An incredibly well-preserved fossil of a 150 million-year-old "sea dragon" that roamed the oceans during the Jurassic era was discovered in India for the first time ever. The 5.5 metre-long sea monster is believed to be one of the most complete skeletons of its kind ever found in the country.

The findings of the discovery were confirmed and published in the open-access journal PLOS only on Wednesday, 25 October, despite the prehistoric creature's fossil being discovered in the village of Lodai, in the state of Gujarat back in 2016.

The Indian Jurassic ichthyosaur is believed to have lived between 152 and 157 million years ago, and is the first Jurassic-era sea creature to have been discovered in the country.

The find may indicate that the ichthyosaur, which is widely known to have resided in European regions, may have migrated between Europe, western India, South America and Madagascar.

The sea monster was a "top-tier predator" that likely fed on fish, marine molluscs and other sea reptiles, according to palaeontologist Guntupalli Prasad, who along with his team, made the discovery.

"This is a remarkable discovery not only because it is the first Jurassic ichthyosaur record from India, but also because it throws light on the evolution and diversity of ichthyosaurs in the Indo-Madagascan region of the former Gondwanaland and India's biological connectivity with other continents in the Jurassic," Prasad said in a statement.

Prasad said that he and his team were unable to locate the skull of the prehistoric sea creature at first, which led them to assume that the jaws and skull may not have been preserved.

However, on digging further, the team found part of the ichthyosaur's jaw vertically embedded in the rocks. "This was an especially useful discovery because the teeth we found offered insights into the ichthyosaur's diet," Prasad explained.

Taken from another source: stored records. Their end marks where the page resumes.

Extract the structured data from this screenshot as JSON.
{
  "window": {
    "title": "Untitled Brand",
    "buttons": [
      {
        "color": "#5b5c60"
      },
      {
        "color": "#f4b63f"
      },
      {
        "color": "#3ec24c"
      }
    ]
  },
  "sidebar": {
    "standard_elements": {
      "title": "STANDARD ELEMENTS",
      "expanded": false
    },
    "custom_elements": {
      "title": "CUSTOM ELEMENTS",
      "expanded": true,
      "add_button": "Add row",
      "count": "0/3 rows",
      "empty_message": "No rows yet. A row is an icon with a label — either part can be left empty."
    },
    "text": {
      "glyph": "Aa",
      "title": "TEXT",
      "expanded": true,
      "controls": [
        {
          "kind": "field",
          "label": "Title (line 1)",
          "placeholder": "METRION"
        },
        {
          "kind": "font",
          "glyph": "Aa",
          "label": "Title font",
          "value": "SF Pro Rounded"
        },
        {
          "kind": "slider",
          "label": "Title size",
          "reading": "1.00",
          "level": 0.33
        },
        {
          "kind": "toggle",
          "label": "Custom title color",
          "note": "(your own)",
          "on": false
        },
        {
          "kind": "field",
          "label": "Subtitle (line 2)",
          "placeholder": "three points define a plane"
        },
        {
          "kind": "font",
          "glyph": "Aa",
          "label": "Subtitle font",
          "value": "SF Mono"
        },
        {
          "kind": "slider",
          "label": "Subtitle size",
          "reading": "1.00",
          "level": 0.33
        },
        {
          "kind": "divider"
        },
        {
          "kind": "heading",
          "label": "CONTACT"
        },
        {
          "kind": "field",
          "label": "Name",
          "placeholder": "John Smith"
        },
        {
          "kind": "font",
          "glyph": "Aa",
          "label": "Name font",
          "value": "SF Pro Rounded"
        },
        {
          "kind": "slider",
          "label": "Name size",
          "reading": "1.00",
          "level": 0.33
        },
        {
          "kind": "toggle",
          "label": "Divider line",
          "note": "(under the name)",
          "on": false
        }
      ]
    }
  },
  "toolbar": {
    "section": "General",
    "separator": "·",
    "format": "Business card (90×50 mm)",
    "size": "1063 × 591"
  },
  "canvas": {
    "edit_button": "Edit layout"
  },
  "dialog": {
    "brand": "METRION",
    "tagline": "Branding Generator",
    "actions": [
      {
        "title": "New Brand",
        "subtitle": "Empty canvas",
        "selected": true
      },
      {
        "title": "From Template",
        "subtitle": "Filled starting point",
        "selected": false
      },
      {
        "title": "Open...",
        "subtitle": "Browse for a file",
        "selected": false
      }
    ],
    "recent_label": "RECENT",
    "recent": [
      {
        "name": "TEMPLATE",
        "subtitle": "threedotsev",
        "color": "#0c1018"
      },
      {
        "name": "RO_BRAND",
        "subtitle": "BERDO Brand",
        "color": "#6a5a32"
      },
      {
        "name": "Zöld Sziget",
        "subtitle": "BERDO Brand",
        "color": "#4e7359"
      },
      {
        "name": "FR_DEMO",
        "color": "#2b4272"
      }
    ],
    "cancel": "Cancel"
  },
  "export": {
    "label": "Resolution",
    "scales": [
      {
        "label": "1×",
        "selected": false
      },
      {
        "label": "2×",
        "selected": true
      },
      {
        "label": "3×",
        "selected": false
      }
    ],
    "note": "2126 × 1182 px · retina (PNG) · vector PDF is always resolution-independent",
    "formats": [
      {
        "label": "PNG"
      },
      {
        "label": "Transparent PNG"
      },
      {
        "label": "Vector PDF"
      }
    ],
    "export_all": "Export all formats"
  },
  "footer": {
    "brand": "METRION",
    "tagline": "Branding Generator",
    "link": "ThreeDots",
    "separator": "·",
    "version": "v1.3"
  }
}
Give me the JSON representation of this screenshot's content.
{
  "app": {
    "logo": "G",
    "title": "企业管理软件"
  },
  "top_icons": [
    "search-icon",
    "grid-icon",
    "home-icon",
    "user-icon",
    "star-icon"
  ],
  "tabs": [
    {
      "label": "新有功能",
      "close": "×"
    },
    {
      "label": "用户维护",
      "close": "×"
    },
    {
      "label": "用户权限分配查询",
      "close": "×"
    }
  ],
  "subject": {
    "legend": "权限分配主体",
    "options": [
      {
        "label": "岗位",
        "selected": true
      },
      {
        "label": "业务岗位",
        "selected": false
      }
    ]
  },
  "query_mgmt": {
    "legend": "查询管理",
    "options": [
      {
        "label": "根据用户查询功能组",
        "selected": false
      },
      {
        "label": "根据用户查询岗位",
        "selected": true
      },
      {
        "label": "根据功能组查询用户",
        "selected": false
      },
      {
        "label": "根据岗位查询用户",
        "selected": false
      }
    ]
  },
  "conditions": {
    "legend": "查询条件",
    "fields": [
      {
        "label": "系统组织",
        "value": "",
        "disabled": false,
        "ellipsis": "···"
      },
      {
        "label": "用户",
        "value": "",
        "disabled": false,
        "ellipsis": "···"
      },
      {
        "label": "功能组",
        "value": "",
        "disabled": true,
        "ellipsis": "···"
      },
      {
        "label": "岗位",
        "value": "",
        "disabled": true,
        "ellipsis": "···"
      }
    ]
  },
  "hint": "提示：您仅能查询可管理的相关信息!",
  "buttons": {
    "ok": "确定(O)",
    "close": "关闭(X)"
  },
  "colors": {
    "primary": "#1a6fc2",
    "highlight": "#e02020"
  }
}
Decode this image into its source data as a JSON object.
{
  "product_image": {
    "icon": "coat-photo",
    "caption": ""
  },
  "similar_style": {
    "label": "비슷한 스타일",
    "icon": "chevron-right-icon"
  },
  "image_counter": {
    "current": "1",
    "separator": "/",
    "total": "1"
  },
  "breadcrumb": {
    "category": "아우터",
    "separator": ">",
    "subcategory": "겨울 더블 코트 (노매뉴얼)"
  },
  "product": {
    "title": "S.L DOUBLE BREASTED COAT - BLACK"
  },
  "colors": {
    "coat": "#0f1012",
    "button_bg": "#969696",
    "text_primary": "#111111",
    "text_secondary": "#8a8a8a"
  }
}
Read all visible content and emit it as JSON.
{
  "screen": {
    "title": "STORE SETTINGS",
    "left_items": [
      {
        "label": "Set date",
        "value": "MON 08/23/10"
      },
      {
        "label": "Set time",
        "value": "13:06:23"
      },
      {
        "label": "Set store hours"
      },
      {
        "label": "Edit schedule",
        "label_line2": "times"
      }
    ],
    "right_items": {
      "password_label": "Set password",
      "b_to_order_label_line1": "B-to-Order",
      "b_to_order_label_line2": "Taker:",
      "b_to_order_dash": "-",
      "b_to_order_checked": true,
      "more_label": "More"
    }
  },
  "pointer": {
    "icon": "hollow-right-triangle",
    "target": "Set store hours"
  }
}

"Vertebrate fossils are rare from the Kachchh region, and we were expecting only bone fragments from this area. So, to find a near-complete skeleton is surprising as well as exciting," Prasad told PLOS Research News.

"This is a fantastic discovery, and is by far the best ichthyosaur skeleton ever found in India," Steve Brusatte, a paleontologist at the University of Edinburgh, who wasn't involved with the study, told National Geographic.

"This find helps to show how globally widespread ichthyosaurs were during the time of dinosaurs," Brusatte added. "They seem to have lived everywhere in the oceans, all over the world, at the same time that dinosaurs were thundering across the land."

Prasad and his team intend to carry out more extensive explorations in the region in the hopes of uncovering more such fossils of ichthyosaurs and other marine reptiles.

"We hope that our find may lead to renewed interest in vertebrate fossil research in this region, which could bring new discoveries to light," Prasad said.